Nitric Oxide in the Inner Ear with Particular Regard to Neurotansmission and Pharmacotherapy
2002 (English)Doctoral thesis, comprehensive summary (Other academic)
Research into nitric oxide (NO) in the inner ear has expanded explosively during recent years. There is evidence that NO is present in the various cochlear structures and its action is involved in physiological mechanisms, such as neurotransmission, and in pathological processes, e.g. ototoxicity. In order to obtain more data, sections of human cochlea were studied with immunostaining, using monoclonal antibodies to nitric oxide synthase (NOS) isoforms. Both constitutive NOS isoforms (I and III) were detected, but the predominant isoform was the neural type NOS I. Greatest affinity for NOS I was located in spiral ganglion (SG) cells and adjacent nerve fibres. The results imply that NO in the human cochlea could act as neurotransmitter. In the human inner ear, it has also been identified nicotinic acetylcholine receptors (n-ACh-r) by studying localization and distribution of α and β subunits. Both subunits were identified on SG cells, adjacent nerve fibres and in vestibular hair cells. It would appear that the subunits form an active complex at the level of these structures. Differences in the staining of β subunits at the level of the outer hair cells (OHC) suggest that different rows of OHCs could participate to different degrees in the function of n-ACh-r of the cochlea.

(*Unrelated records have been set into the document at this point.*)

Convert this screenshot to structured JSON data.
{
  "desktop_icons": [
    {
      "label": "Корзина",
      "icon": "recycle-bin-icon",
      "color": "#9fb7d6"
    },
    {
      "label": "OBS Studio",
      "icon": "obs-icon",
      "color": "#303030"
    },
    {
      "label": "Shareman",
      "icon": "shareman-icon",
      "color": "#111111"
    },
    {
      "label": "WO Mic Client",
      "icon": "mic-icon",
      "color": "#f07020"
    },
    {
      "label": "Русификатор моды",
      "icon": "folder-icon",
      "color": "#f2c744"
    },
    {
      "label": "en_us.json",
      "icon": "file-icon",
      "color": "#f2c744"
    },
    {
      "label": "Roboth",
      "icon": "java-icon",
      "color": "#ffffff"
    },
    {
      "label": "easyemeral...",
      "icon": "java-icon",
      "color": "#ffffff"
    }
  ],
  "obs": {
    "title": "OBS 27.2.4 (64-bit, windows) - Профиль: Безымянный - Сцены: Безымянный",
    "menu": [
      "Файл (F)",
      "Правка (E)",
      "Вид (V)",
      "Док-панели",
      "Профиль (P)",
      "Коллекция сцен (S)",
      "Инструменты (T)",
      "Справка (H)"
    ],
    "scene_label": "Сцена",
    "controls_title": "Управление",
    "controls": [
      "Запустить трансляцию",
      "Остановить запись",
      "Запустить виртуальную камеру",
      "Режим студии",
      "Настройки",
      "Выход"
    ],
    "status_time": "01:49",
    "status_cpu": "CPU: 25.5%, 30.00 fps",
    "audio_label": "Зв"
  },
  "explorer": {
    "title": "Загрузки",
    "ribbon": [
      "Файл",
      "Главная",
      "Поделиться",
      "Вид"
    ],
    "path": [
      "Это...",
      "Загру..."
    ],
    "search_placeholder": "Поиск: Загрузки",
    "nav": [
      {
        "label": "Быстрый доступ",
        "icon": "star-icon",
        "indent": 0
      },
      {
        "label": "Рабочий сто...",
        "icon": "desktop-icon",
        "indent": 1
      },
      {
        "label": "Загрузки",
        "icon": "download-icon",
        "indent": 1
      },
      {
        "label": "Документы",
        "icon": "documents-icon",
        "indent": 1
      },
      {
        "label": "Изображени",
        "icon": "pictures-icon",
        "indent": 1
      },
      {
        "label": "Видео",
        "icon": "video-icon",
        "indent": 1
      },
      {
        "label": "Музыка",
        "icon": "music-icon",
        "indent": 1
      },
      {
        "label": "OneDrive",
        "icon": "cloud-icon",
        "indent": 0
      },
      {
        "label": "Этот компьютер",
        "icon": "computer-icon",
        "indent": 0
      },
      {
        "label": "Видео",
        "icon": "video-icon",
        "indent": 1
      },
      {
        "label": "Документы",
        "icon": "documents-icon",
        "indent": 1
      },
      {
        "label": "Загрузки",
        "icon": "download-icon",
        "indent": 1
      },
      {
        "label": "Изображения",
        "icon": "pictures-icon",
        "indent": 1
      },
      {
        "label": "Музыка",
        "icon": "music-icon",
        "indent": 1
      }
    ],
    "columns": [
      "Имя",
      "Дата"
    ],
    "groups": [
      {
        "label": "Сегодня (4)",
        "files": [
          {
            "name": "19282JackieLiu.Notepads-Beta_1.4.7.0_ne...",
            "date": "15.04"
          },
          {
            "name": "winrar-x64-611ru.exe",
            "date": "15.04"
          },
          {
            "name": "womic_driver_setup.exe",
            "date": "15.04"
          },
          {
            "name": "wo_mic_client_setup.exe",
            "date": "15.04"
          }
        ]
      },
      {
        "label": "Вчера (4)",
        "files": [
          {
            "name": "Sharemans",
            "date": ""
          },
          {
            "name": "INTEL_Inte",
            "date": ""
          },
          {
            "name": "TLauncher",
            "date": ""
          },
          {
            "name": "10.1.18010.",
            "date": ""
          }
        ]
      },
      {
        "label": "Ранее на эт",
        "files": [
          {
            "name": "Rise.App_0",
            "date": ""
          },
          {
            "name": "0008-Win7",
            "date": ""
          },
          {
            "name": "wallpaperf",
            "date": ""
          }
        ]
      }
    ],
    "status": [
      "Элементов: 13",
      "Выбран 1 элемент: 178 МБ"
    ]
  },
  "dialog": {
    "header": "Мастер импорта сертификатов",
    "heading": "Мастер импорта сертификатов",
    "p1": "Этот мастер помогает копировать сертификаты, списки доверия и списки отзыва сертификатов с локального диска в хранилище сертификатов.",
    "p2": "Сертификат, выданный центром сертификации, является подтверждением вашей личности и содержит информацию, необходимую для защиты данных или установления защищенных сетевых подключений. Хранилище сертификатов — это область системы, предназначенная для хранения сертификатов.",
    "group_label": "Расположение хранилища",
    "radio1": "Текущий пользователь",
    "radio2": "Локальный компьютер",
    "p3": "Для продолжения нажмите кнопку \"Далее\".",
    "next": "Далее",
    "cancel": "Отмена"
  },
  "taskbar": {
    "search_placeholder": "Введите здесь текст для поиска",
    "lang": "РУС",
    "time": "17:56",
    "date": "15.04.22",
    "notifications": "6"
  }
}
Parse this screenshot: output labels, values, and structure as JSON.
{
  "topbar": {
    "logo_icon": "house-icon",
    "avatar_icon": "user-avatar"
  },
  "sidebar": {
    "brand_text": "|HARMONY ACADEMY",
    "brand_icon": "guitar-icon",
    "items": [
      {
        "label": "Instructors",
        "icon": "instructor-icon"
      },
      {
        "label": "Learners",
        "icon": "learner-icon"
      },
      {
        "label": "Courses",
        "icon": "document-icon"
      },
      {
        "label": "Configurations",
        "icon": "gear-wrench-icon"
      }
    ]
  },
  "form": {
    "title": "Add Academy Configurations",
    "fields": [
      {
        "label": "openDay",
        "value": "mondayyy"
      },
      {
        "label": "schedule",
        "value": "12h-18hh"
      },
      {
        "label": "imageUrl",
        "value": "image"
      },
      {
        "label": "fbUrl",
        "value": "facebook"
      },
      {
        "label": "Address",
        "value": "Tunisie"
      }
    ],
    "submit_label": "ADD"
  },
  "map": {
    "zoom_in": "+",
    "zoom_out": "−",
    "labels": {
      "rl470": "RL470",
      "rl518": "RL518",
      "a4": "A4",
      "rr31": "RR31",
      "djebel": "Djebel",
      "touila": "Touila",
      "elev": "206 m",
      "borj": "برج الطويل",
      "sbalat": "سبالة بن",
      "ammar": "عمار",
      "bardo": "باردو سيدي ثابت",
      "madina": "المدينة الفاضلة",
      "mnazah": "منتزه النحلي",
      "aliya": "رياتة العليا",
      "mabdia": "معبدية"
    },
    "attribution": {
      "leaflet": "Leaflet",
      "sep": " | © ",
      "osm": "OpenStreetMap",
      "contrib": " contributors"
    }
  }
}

The animal experiments were been designed to obtain information about NO involvement in the pathological mechanism of hearing impairment and to study the protection afforded by various drugs against damage to the inner ear associated with NO. The results of our investigations have demonstrated that NO produced by cNOS may mediate neurotoxicity in the inner ear early in the pathological process, whereas NO from inducible NOS may contribute by its cytotoxicity to the late phase of tissue damage in the inner ear. Analyses of the pharmacological effects of different drugs have shown that inhibitors of NO production and glutamate overproduction, as well as reactive oxygen species scavengers, could effectively protect the inner ear from injury caused by various pathological agents.
Place, publisher, year, edition, pages
Uppsala: Acta Universitatis Upsaliensis , 2002. , 46 p.
Comprehensive Summaries of Uppsala Dissertations from the Faculty of Medicine, ISSN 0282-7476 ; 1159
Research subject Medicine
IdentifiersURN: urn:nbn:se:uu:diva-2142ISBN: 91-554-5325-2OAI: oai:DiVA.org:uu-2142DiVA: diva2:161785
2002-06-05, Skoogsalen, UAS, ingång 78, Uppsala, 13:15
Berggren, Diana, docent